* [Problem details]
Search the records for lines with the word "photo" and copy each match.

Records from a data collection
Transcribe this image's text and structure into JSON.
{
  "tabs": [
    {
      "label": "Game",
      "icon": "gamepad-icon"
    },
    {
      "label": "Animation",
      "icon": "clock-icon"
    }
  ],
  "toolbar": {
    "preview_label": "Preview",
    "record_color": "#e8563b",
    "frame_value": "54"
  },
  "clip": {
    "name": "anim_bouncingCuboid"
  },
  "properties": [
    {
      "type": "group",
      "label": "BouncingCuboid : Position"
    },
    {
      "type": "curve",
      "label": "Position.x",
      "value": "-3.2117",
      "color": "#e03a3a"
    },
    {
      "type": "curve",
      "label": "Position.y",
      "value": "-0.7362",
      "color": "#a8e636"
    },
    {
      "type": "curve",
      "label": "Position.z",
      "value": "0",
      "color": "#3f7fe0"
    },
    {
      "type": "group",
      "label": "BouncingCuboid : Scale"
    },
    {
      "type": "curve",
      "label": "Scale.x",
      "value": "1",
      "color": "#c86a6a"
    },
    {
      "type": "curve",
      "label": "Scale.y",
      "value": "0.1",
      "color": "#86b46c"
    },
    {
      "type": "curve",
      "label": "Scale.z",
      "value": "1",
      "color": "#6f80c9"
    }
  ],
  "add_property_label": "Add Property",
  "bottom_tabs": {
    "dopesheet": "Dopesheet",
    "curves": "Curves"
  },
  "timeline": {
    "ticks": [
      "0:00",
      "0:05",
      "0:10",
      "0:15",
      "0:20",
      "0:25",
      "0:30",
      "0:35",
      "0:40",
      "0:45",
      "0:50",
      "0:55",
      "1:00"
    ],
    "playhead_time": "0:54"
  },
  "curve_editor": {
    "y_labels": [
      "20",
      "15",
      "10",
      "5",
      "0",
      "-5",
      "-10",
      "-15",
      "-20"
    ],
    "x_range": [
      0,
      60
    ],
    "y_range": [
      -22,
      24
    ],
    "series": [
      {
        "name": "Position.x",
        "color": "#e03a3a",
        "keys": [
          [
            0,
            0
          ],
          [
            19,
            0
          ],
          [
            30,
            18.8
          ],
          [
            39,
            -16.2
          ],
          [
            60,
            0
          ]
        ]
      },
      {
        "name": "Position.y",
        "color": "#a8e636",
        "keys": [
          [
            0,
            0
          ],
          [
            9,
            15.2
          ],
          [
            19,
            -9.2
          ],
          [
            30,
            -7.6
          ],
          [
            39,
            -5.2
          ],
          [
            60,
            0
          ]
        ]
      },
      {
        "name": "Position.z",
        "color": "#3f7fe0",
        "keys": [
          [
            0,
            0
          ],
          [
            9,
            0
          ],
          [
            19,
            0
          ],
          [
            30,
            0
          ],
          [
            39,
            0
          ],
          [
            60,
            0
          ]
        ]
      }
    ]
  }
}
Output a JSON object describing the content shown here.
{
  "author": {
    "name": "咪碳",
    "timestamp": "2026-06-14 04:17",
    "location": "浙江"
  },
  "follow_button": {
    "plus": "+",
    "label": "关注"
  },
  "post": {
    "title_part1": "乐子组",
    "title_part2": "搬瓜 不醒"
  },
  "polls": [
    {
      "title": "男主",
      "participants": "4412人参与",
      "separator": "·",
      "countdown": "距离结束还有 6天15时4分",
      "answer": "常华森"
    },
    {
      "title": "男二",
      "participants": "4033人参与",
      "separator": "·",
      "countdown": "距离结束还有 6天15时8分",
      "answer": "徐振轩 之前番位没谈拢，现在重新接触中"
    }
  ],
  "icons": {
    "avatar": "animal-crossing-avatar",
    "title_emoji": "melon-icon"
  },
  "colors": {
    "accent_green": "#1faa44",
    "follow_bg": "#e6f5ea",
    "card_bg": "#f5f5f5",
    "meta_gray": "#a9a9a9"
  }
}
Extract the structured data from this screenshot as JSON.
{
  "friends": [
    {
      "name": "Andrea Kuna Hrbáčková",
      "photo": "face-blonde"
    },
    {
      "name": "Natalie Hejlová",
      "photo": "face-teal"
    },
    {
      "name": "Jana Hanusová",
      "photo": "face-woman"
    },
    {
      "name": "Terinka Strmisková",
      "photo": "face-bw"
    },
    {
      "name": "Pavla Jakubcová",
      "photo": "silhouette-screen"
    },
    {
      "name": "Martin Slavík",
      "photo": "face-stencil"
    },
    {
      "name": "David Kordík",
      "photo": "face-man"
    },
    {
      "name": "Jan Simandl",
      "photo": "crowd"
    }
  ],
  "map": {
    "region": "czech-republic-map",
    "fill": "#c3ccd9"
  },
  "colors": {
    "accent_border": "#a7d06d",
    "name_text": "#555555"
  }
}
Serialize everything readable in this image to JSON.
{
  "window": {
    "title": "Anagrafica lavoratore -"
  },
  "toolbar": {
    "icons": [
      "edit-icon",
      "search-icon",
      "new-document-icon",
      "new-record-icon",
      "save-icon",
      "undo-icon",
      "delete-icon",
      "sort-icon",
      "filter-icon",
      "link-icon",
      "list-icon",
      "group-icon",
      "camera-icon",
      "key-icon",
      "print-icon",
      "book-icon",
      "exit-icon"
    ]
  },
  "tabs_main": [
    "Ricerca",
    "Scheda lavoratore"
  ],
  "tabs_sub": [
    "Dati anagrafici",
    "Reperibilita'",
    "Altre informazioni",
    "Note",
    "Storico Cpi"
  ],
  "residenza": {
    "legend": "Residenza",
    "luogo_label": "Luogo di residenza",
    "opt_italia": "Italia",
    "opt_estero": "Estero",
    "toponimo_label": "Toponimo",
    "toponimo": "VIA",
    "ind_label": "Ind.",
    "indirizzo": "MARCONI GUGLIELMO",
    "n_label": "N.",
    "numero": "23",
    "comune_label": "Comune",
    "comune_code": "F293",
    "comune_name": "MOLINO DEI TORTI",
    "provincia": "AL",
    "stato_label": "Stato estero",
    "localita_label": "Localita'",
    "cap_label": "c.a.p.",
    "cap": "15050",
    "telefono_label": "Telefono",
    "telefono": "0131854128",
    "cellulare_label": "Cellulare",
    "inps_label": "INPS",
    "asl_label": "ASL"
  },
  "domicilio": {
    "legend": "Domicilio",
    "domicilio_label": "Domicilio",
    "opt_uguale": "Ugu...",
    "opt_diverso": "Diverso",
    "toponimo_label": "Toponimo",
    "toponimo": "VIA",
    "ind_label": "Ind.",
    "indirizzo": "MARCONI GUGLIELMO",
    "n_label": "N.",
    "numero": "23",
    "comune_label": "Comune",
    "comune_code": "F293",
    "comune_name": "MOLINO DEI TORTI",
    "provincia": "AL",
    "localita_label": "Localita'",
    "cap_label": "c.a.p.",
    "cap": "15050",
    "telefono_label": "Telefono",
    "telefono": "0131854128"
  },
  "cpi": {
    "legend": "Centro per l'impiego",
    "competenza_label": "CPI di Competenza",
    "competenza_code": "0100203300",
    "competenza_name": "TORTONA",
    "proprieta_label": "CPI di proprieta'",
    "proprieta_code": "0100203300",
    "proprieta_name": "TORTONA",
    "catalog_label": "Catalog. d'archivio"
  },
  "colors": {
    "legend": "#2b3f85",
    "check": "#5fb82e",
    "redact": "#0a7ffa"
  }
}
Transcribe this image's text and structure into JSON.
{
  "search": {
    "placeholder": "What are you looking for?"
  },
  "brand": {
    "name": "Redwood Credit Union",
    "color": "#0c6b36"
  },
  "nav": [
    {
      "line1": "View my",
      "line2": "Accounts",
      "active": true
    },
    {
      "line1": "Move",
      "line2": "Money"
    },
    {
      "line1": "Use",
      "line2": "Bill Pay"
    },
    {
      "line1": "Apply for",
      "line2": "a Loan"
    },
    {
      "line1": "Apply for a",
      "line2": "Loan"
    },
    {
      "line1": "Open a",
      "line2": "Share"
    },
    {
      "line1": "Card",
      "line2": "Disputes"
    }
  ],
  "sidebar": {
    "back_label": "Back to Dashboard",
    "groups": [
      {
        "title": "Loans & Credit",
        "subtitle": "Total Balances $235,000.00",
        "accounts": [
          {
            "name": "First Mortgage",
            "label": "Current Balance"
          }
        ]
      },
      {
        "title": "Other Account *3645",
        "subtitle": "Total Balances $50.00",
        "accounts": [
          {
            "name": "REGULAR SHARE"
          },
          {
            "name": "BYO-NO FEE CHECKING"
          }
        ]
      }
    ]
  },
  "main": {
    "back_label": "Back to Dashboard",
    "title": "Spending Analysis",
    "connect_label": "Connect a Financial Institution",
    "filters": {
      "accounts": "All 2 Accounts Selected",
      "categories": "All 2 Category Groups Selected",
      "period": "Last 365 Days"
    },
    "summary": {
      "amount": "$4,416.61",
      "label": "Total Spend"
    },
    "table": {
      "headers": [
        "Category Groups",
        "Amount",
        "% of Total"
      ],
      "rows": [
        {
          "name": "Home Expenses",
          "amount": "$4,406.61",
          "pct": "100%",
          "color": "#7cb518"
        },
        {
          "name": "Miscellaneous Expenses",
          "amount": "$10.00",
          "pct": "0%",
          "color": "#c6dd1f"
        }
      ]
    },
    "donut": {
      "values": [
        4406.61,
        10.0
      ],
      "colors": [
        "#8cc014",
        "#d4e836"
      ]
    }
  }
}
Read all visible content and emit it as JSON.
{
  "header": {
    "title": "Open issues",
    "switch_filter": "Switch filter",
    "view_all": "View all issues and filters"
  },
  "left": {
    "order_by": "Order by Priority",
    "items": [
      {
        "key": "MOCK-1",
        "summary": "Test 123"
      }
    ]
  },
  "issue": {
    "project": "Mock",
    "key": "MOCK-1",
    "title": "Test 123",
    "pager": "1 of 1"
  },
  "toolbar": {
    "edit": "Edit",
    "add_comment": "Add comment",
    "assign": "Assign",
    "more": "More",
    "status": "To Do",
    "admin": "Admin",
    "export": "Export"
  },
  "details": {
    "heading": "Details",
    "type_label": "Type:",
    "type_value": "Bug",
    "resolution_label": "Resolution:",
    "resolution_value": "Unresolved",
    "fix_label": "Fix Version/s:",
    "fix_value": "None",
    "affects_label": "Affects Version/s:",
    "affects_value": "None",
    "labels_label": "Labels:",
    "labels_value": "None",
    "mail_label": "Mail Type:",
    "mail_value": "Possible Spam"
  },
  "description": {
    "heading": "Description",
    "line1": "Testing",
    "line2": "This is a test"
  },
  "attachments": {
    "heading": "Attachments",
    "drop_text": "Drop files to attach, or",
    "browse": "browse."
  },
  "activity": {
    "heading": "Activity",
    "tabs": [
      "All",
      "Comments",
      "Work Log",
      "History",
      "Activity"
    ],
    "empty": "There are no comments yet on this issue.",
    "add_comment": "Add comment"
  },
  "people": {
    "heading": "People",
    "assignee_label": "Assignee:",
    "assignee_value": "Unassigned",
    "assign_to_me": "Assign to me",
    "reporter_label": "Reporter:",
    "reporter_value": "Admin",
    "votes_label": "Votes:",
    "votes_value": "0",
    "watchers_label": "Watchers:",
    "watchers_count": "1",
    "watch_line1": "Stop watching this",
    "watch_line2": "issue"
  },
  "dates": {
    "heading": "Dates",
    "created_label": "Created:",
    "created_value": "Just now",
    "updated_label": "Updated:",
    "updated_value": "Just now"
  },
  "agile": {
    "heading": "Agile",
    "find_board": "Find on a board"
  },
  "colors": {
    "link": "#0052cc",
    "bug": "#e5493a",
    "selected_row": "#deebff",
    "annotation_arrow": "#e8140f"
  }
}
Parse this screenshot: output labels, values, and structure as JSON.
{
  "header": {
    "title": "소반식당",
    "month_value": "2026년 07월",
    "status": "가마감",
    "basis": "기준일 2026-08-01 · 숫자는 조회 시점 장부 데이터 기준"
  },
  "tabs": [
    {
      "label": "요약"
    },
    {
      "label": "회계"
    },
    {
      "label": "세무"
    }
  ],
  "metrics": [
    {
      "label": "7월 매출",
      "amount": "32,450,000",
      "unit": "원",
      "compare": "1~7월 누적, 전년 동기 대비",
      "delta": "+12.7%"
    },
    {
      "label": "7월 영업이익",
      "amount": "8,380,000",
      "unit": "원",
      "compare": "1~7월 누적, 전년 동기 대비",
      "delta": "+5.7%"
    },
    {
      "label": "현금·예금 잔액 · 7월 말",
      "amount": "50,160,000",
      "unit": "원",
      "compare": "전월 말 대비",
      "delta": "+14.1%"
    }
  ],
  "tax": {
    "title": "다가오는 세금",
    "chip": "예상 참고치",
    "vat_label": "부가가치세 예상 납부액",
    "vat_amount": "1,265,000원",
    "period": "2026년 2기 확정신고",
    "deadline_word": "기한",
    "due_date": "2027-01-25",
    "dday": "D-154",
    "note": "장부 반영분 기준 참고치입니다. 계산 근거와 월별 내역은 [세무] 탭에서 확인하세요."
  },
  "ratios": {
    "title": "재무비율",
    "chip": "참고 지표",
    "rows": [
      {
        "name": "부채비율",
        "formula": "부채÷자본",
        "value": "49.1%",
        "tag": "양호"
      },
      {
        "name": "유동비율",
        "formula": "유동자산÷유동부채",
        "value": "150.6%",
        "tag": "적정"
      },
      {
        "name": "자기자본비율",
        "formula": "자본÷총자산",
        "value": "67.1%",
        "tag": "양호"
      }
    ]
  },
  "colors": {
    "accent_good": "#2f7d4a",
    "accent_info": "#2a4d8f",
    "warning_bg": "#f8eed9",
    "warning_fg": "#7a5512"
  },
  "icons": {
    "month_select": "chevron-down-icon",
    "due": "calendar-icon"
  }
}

* [Answer to this task]
      "photo": "face-blonde"
      "photo": "face-teal"
      "photo": "face-woman"
      "photo": "face-bw"
      "photo": "silhouette-screen"
      "photo": "face-stencil"
      "photo": "face-man"
      "photo": "crowd"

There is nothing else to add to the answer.